● **DATASET ENTRIES**

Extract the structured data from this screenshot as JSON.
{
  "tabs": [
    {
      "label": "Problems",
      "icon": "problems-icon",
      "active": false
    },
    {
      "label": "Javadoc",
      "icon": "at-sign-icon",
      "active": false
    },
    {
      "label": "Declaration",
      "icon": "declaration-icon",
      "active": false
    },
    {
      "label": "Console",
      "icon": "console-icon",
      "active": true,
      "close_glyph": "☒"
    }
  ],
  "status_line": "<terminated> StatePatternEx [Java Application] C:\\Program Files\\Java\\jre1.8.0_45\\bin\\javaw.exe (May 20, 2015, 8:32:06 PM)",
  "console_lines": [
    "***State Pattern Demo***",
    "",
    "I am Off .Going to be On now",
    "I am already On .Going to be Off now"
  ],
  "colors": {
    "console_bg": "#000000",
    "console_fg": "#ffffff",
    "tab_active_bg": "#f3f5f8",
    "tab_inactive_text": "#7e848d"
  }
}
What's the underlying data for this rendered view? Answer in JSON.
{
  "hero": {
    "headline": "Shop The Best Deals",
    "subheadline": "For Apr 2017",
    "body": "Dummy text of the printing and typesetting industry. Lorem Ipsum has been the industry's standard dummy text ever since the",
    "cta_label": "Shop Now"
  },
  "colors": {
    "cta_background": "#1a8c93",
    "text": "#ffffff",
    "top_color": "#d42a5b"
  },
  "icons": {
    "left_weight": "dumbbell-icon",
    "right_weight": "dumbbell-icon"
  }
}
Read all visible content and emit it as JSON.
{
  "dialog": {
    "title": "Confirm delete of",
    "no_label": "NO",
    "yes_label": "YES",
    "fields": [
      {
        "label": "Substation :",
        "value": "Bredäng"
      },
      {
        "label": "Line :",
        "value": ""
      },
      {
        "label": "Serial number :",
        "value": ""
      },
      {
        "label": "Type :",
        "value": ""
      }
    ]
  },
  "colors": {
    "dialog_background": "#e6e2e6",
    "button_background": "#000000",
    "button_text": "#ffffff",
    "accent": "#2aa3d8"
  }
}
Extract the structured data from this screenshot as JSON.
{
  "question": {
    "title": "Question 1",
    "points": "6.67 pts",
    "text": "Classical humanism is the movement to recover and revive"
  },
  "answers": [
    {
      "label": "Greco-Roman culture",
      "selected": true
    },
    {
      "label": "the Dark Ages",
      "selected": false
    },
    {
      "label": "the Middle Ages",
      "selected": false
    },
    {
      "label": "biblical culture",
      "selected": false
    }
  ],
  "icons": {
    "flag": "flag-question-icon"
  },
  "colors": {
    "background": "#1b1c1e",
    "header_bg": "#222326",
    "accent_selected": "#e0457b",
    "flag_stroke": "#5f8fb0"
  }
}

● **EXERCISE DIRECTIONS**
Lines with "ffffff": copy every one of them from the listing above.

● **TASK SOLUTION**
    "console_fg": "#ffffff",
    "text": "#ffffff",
    "button_text": "#ffffff",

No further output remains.